### MATERIAL PROVIDED
******

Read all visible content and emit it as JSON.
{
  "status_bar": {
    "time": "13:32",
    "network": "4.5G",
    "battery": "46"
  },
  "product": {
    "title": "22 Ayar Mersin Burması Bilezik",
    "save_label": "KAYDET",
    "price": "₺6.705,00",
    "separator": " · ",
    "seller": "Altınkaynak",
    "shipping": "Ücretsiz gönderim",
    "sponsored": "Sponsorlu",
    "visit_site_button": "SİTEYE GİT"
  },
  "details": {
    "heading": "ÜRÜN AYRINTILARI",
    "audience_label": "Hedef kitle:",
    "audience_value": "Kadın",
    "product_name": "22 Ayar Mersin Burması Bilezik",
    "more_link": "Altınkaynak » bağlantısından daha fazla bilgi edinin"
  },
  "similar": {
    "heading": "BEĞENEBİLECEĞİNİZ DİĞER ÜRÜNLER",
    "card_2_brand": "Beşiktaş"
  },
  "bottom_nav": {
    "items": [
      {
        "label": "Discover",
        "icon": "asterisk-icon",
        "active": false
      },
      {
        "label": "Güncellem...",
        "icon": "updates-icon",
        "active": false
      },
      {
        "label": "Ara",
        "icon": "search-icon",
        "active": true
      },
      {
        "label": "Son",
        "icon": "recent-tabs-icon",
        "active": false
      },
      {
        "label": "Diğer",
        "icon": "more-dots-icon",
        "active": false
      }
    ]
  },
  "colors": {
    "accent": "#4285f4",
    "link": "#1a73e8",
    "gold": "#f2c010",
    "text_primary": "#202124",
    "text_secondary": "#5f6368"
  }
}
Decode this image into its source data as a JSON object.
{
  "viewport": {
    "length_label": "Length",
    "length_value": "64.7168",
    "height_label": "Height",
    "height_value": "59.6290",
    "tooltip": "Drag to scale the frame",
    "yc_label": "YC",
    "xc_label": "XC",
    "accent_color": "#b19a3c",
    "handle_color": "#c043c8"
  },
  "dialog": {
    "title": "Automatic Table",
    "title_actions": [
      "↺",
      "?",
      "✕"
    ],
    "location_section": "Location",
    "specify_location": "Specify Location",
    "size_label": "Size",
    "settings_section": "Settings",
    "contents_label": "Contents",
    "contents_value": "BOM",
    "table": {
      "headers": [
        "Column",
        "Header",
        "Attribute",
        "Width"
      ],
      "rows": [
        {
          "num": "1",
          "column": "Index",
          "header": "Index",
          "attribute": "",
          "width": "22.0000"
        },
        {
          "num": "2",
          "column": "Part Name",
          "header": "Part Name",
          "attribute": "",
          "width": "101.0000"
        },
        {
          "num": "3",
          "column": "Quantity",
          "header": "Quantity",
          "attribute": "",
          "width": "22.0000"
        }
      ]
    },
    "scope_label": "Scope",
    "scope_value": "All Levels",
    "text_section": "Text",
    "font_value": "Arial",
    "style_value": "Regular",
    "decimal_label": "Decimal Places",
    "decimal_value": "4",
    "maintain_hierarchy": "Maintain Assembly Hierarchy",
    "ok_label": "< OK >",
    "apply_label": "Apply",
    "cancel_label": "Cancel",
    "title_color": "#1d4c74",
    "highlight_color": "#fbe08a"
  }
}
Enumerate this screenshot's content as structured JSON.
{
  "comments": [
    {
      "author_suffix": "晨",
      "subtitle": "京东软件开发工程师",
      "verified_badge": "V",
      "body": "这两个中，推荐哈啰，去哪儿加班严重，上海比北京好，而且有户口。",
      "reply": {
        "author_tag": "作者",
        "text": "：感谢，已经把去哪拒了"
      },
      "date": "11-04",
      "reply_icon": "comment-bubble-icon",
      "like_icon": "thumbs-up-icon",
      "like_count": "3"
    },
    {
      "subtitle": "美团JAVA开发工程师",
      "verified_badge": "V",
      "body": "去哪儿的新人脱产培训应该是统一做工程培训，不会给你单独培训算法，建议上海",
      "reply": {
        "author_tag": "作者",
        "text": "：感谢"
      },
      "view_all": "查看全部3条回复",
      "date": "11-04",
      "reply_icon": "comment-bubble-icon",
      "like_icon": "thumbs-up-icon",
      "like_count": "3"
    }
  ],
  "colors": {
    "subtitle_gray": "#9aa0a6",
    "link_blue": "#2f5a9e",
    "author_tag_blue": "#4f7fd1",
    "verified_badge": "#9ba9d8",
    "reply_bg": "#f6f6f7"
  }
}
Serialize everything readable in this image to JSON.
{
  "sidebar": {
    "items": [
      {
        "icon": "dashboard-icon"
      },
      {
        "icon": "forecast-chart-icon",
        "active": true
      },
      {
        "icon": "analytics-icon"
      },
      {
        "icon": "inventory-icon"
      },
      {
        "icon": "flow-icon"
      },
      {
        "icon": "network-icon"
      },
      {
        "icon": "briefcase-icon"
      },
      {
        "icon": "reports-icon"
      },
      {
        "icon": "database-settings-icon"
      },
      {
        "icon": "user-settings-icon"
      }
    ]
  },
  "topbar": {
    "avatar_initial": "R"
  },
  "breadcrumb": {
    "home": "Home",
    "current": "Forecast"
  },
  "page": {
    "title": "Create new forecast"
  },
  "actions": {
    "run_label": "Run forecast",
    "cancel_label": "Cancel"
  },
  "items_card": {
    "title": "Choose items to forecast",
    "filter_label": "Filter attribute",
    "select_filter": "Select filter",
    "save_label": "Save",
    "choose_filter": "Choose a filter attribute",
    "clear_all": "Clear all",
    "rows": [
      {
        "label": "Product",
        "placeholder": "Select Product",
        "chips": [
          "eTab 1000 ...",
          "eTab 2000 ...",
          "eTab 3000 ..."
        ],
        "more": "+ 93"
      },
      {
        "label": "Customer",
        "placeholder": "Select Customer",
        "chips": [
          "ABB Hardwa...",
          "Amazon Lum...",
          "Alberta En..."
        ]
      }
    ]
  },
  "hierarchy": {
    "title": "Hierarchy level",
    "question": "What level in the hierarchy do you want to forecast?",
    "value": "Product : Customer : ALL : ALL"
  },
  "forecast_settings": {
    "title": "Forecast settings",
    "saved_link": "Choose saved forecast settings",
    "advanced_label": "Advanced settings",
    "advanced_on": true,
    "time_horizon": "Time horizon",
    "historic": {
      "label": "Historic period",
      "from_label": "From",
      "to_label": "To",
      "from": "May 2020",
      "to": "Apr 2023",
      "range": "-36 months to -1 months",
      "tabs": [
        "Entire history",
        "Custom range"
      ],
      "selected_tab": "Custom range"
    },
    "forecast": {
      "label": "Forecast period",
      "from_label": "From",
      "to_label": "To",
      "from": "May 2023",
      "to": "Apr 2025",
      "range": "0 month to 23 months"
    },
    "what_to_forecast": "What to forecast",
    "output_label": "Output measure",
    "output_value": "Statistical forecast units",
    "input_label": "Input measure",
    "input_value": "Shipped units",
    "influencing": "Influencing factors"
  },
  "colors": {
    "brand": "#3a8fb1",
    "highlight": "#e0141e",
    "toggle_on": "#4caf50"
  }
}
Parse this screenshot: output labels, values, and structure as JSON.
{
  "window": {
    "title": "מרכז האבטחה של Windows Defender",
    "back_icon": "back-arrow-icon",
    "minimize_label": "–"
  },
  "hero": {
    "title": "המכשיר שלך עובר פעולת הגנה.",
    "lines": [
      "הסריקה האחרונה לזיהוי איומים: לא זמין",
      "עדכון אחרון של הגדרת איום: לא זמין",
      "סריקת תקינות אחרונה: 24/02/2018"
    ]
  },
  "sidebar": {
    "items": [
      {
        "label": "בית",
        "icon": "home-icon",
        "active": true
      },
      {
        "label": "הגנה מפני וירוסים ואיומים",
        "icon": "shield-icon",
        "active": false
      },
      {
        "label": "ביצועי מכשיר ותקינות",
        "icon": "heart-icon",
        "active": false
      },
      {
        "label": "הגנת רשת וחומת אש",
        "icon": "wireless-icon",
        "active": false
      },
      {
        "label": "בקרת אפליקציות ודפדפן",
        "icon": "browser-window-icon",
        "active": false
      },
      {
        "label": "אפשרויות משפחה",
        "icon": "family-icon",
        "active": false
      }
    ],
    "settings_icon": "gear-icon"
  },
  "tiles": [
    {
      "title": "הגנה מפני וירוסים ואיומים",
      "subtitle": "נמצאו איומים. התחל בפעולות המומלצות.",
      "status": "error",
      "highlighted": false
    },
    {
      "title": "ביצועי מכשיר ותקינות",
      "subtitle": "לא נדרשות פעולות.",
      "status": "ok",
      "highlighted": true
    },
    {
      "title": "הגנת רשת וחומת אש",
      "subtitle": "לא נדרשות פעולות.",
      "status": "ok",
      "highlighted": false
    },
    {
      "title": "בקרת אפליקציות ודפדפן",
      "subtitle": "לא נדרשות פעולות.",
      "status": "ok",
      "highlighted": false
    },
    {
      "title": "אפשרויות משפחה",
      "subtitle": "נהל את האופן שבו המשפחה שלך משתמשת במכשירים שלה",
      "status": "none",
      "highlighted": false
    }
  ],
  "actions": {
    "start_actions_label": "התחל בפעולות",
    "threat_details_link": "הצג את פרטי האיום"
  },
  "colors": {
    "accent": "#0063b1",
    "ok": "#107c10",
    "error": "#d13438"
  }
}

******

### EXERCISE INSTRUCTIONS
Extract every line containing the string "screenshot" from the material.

### YOUR RESPONSE
Enumerate this screenshot's content as structured JSON.
Parse this screenshot: output labels, values, and structure as JSON.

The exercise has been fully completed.